Harvey, Irma, Maria and now earthquakes… What’s next

With $344bn global economic loss, 2017 has been the costliest year on record for weather disasters. Although the insurance industry is in the position to handle a high volume of claims payouts and to explore future growth to build resilience in underinsured regions, all natural disasters amounted to $353bn.

Last month, Impact Forecasting, Aon Benfield’s catastrophe model development team, launched its Weather, Climate & Catastrophe Insight: 2017 Annual Report, evaluating the impact of the natural disaster events that took place in 2017. The report revealed that 330 natural catastrophes occurred in the previous year, generating losses of $353bn, of which 97% were weather-related.

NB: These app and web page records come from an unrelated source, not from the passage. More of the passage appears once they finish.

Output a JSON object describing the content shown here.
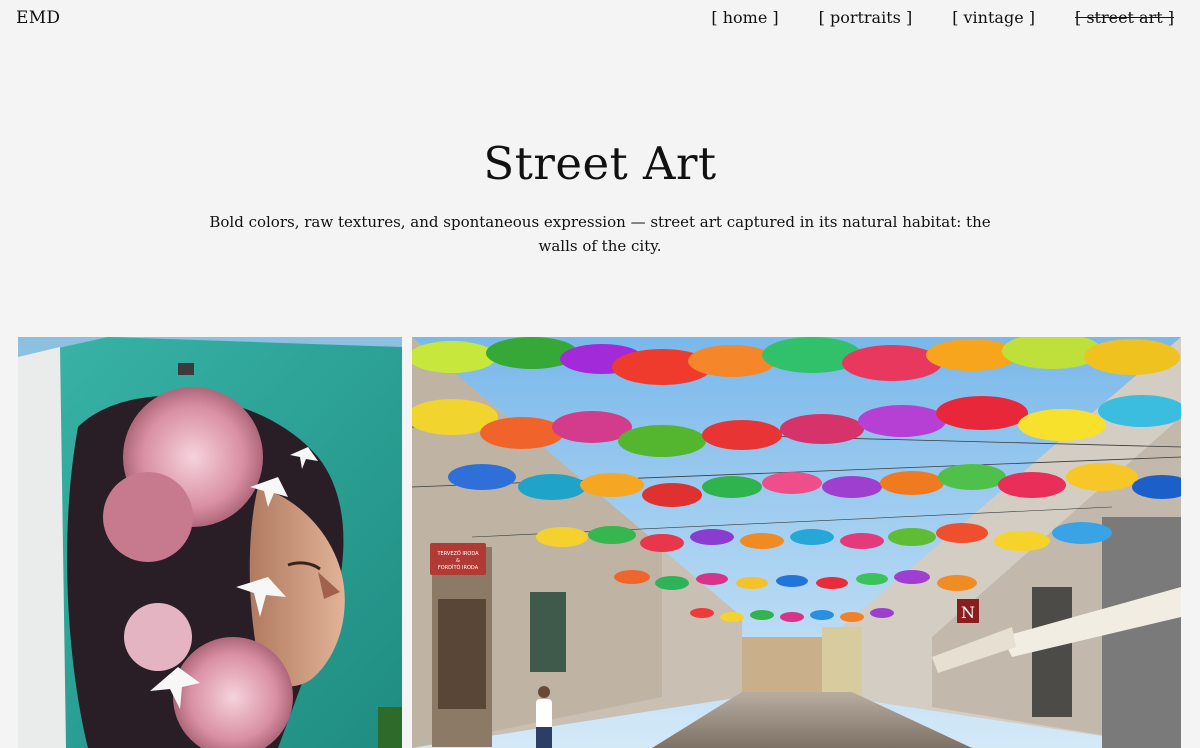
{
  "brand": "EMD",
  "nav": {
    "home": "[ home ]",
    "portraits": "[ portraits ]",
    "vintage": "[ vintage ]",
    "street_art": "[ street art ]"
  },
  "hero": {
    "title": "Street Art",
    "subtitle": "Bold colors, raw textures, and spontaneous expression — street art captured in its natural habitat: the walls of the city."
  },
  "gallery": {
    "items": [
      {
        "shop_sign": "TERVEZŐ IRODA\n&\nFORDÍTÓ IRODA",
        "store_letter": "N"
      }
    ]
  },
  "theme": {
    "background": "#f4f4f4",
    "text": "#111111",
    "mural_teal": "#2fa89b",
    "sky": "#8fc7ee"
  }
}
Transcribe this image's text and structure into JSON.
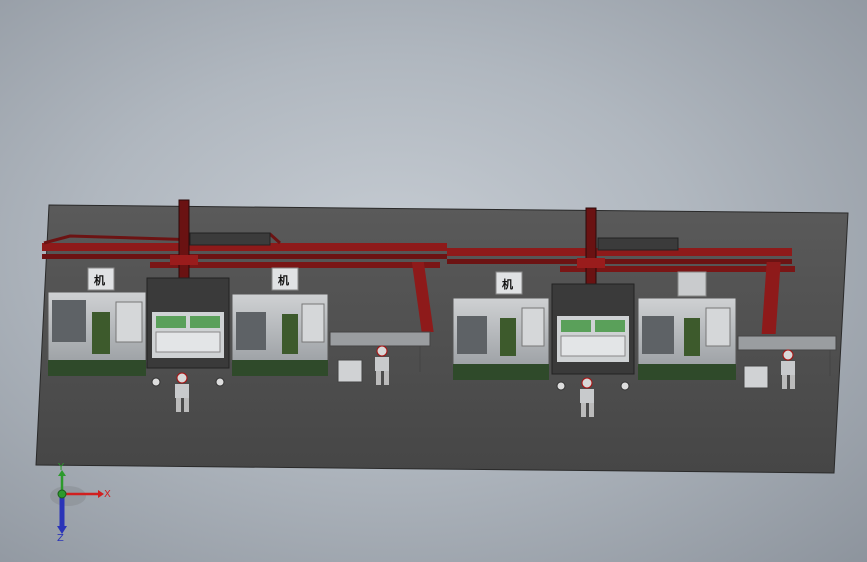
{
  "viewport": {
    "background": "#aeb5bd"
  },
  "machine_labels": [
    "机",
    "机",
    "机"
  ],
  "triad": {
    "x_label": "X",
    "y_label": "Y",
    "z_label": "Z"
  },
  "colors": {
    "floor": "#4f4f4f",
    "gantry": "#8e1a1a",
    "machine_body": "#b9bcbf",
    "machine_base": "#2f4a2a",
    "cell_frame": "#3a3a3a",
    "axis_x": "#d11f1f",
    "axis_y": "#2c9a2c",
    "axis_z": "#2a34b8"
  }
}
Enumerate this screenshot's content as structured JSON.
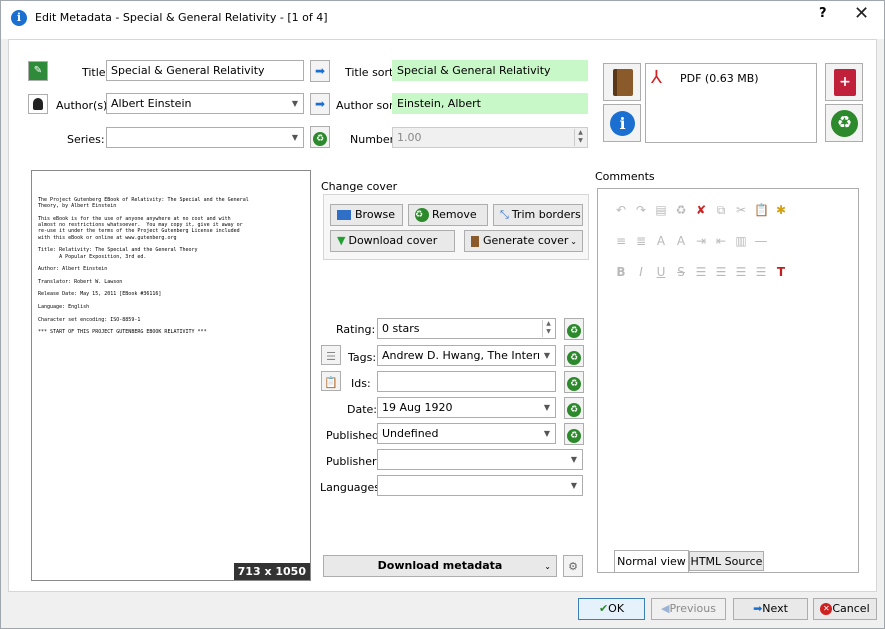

Due to the very active hurricane season, severe weather events and wildfires, insured losses to the private sector and government-sponsored programmes reached $134bn, 139% higher than 2016’s $56bn. Indeed, the hurricanes and typhoons led to 2017’s natural losses being 93% higher than the 2000-2016 average.

As such, the cost of disasters in 2017 is a reminder that increased levels of risk are faced due to more exposures and people being located in vulnerable areas to naturally occurring events.

Read the full report here.